REQUIRED WORK: Find every line in the records below that holds the word "ΙΣΤΟΡΙΚΟ" and copy it.

BEGIN PROVIDED DATA

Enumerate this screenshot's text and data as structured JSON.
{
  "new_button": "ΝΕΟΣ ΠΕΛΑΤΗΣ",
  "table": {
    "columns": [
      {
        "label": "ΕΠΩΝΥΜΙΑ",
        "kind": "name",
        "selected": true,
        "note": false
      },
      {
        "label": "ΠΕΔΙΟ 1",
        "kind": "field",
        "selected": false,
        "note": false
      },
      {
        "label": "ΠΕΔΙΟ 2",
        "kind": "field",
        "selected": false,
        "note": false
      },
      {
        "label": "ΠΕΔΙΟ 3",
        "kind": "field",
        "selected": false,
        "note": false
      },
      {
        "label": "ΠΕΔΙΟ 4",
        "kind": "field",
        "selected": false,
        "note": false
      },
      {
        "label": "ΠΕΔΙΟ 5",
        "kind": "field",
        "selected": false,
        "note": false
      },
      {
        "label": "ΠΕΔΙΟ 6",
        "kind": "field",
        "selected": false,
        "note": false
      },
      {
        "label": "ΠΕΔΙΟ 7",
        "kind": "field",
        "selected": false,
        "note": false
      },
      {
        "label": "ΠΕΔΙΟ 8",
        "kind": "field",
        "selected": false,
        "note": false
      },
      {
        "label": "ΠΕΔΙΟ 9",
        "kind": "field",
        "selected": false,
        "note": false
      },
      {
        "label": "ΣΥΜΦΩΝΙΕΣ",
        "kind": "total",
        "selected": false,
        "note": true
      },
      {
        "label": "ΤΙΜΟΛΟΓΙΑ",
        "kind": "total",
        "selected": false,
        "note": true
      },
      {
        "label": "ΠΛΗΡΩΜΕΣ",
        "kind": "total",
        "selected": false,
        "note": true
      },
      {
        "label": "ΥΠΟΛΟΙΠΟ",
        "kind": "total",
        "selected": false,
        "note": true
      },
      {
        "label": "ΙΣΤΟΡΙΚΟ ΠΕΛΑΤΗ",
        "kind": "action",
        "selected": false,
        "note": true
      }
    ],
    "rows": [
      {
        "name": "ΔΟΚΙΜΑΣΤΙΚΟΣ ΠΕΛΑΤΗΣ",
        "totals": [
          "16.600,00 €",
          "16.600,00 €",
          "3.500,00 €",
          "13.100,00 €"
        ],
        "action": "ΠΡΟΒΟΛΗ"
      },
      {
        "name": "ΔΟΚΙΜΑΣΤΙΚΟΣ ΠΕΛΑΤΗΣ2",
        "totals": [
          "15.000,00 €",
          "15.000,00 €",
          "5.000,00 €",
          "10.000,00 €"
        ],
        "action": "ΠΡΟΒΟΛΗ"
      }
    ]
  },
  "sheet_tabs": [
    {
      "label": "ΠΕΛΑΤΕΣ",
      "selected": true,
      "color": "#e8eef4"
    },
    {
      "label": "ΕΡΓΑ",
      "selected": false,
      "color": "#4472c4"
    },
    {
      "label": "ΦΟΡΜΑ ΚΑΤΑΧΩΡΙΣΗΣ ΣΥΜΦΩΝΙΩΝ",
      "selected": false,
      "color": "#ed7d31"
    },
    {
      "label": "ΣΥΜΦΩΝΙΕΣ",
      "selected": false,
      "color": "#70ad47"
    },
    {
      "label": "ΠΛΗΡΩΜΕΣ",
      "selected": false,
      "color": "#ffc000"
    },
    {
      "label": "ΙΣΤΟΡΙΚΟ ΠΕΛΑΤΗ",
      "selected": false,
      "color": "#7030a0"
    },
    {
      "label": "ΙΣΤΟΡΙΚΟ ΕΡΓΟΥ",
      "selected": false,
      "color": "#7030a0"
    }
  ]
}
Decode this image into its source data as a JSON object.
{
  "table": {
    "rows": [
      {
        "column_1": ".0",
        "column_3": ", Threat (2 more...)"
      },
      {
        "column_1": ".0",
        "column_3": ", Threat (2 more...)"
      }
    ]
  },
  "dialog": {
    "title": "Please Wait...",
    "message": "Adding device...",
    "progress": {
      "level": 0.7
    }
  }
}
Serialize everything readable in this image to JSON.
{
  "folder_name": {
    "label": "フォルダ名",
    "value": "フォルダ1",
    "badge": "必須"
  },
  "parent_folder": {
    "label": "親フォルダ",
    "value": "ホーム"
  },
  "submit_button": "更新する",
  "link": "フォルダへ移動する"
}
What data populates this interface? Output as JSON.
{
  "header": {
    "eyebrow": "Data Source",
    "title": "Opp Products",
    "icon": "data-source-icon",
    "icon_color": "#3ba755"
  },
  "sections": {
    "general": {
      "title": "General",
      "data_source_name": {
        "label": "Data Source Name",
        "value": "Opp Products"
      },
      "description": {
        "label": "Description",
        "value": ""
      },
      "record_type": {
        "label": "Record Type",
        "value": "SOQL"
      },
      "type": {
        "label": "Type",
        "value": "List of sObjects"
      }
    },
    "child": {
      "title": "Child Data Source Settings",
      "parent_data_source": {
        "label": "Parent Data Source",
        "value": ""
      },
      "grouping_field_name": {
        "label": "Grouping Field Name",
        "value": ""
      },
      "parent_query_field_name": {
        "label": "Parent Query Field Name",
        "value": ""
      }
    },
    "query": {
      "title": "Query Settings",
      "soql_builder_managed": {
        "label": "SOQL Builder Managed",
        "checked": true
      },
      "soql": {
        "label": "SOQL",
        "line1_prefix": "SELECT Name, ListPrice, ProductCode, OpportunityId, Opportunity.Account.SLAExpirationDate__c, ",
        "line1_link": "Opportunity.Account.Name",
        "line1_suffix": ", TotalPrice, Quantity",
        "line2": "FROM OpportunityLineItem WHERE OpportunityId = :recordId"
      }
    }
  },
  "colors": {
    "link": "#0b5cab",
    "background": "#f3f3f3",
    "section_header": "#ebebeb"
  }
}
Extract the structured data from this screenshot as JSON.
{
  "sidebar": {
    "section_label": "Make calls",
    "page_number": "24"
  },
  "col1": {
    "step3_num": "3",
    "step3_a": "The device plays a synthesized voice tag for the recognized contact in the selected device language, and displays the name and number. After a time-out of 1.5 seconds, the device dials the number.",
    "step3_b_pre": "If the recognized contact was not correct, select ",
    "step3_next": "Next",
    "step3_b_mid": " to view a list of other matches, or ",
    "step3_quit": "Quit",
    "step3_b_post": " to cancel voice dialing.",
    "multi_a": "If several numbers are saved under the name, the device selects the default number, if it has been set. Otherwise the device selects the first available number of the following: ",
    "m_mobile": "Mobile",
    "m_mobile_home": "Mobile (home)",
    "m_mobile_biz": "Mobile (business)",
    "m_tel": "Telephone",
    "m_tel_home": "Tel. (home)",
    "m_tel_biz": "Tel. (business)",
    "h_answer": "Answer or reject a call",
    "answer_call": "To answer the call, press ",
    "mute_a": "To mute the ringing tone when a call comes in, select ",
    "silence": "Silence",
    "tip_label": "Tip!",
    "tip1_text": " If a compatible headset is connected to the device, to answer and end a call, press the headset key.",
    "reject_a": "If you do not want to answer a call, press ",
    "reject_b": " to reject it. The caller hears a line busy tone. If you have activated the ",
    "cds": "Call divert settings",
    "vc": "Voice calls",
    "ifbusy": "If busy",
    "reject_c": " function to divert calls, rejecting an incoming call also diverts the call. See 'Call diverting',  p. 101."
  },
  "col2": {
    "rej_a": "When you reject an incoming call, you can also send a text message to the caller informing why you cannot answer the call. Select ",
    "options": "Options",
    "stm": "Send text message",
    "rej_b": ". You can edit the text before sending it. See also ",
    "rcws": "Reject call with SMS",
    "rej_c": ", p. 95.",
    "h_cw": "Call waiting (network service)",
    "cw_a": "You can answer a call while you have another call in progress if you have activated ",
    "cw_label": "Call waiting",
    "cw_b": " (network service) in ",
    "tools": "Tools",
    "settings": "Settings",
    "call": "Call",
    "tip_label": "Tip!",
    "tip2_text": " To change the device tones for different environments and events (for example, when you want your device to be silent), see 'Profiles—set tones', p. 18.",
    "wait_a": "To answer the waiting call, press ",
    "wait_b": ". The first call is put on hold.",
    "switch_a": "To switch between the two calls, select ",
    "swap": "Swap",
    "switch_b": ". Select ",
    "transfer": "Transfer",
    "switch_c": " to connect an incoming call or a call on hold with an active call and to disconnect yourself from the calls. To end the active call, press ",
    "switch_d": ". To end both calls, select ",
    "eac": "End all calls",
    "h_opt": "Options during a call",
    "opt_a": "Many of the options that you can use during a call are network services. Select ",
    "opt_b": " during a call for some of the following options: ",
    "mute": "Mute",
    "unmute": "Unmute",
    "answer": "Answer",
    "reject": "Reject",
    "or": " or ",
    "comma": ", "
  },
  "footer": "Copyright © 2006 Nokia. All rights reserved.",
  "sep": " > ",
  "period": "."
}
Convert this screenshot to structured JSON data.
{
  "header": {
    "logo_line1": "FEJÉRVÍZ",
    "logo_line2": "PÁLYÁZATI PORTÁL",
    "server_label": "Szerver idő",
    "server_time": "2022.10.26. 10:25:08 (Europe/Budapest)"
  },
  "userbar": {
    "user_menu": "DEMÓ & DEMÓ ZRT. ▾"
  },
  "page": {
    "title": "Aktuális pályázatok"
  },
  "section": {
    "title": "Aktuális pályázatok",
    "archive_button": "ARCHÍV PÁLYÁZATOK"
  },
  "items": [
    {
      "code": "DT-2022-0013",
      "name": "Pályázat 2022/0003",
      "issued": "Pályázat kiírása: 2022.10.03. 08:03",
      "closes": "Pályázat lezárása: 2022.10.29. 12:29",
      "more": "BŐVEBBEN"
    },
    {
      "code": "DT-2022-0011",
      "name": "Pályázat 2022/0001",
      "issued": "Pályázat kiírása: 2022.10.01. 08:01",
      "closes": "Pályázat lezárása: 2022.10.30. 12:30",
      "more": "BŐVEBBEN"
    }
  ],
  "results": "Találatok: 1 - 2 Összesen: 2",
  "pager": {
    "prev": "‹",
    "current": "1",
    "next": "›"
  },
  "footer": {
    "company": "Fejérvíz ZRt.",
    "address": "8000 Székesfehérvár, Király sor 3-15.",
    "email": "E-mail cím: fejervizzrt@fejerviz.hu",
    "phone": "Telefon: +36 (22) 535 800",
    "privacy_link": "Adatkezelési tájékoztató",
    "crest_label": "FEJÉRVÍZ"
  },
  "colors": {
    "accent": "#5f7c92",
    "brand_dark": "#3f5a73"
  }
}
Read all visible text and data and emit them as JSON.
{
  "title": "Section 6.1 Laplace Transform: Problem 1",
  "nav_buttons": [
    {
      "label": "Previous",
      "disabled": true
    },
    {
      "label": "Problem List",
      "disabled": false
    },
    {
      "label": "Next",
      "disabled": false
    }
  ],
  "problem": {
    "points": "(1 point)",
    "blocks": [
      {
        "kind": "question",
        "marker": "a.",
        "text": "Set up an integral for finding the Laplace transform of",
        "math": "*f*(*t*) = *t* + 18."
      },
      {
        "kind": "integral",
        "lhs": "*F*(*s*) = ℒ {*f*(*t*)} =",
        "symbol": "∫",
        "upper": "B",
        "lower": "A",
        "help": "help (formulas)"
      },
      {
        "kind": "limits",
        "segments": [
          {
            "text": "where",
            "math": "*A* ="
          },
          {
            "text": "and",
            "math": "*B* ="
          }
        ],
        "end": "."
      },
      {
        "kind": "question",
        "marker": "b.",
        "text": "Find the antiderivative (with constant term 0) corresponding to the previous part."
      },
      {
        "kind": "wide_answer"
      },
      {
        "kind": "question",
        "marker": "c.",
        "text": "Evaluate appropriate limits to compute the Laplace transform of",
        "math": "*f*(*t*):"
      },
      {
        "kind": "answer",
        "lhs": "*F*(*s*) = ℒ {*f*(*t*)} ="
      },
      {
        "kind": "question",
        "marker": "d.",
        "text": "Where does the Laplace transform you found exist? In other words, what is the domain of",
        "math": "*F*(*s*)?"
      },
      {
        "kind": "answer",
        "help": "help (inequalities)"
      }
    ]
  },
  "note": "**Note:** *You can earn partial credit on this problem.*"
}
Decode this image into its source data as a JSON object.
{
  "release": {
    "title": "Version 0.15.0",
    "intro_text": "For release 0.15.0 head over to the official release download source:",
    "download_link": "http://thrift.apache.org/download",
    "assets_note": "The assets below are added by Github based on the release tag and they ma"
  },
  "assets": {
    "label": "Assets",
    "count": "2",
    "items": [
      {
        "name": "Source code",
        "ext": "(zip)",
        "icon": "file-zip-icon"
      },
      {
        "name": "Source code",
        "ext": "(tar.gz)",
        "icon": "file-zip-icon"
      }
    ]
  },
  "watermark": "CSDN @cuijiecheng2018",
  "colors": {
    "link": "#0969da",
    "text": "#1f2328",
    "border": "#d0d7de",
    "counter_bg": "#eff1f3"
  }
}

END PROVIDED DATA

WRITTEN REPLY:
        "label": "ΙΣΤΟΡΙΚΟ ΠΕΛΑΤΗ",
      "label": "ΙΣΤΟΡΙΚΟ ΠΕΛΑΤΗ",
      "label": "ΙΣΤΟΡΙΚΟ ΕΡΓΟΥ",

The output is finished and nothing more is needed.